* _Exercise objective_
Would you please copy each line below that includes the string "Microsoft"?

* _Provided entries_
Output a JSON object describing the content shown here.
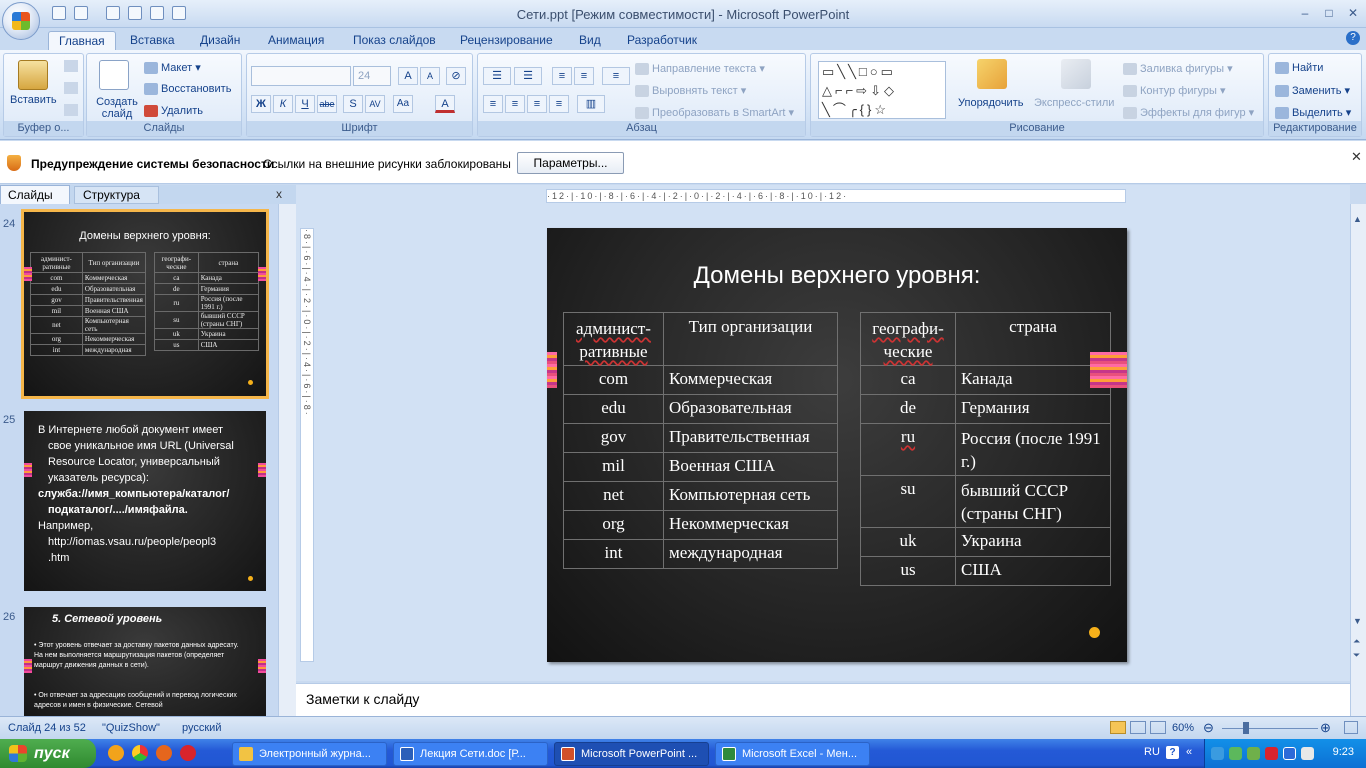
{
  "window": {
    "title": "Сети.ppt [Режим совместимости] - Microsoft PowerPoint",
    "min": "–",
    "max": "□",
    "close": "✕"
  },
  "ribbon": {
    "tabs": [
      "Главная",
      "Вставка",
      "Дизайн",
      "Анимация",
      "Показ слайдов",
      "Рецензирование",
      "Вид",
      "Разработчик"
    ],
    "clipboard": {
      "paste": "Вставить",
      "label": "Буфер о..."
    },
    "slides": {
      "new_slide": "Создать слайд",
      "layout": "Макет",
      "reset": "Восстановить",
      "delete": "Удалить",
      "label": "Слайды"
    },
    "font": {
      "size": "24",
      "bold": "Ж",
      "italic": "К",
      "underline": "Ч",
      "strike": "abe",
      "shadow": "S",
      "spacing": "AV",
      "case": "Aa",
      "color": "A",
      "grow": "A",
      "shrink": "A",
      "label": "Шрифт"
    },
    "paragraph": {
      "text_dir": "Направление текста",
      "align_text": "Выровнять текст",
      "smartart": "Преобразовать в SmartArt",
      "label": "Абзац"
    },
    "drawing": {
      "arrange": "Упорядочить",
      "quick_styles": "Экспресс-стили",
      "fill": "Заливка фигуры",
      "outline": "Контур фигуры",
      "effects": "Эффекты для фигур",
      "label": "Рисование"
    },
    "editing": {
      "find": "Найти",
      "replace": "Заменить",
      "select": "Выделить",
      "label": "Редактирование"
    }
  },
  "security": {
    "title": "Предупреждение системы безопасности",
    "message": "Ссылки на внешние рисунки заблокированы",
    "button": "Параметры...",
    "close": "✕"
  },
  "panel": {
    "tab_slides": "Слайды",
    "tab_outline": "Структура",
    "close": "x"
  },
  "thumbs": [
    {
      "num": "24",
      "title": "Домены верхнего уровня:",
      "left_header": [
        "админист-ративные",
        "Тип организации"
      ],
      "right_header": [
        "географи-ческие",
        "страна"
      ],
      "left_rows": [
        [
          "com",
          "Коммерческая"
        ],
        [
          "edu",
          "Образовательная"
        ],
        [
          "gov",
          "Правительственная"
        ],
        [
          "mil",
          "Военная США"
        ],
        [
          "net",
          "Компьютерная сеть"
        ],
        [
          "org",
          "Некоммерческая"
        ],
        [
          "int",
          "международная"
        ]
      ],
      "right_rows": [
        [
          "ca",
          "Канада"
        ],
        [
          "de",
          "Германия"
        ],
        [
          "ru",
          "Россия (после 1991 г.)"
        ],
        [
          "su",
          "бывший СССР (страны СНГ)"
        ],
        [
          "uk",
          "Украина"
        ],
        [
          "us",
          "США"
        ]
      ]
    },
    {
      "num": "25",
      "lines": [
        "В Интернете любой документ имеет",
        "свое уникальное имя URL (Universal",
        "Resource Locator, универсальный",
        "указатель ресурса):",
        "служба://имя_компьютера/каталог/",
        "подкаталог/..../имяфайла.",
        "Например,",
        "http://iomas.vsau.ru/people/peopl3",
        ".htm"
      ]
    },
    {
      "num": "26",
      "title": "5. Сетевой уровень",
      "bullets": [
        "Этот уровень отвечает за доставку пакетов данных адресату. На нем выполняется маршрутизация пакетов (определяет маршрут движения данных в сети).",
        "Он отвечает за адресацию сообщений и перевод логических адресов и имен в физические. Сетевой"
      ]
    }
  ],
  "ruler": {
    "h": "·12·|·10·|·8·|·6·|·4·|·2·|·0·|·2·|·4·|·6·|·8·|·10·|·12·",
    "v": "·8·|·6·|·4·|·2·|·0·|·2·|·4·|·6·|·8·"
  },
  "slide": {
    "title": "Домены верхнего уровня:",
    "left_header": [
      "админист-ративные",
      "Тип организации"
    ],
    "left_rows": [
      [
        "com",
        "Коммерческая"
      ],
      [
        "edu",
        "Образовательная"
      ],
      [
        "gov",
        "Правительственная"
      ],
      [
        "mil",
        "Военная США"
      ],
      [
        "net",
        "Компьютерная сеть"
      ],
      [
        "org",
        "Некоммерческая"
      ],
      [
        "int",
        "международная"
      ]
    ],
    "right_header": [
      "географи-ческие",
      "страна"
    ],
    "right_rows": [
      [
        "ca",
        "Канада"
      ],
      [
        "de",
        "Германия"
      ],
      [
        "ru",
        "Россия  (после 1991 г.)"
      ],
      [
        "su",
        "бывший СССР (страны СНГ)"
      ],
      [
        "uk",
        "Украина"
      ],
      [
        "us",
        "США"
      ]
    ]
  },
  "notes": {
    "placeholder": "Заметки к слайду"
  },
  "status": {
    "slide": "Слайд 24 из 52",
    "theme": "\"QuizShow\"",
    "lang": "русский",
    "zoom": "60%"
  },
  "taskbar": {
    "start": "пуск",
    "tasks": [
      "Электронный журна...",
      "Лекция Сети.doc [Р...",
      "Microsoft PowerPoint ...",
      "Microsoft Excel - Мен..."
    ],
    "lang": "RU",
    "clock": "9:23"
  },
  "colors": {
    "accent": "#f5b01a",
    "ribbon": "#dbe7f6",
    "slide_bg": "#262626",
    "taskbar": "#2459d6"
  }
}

* _Exercise answer_
    "title": "Сети.ppt [Режим совместимости] - Microsoft PowerPoint",
      "Microsoft PowerPoint ...",
      "Microsoft Excel - Мен..."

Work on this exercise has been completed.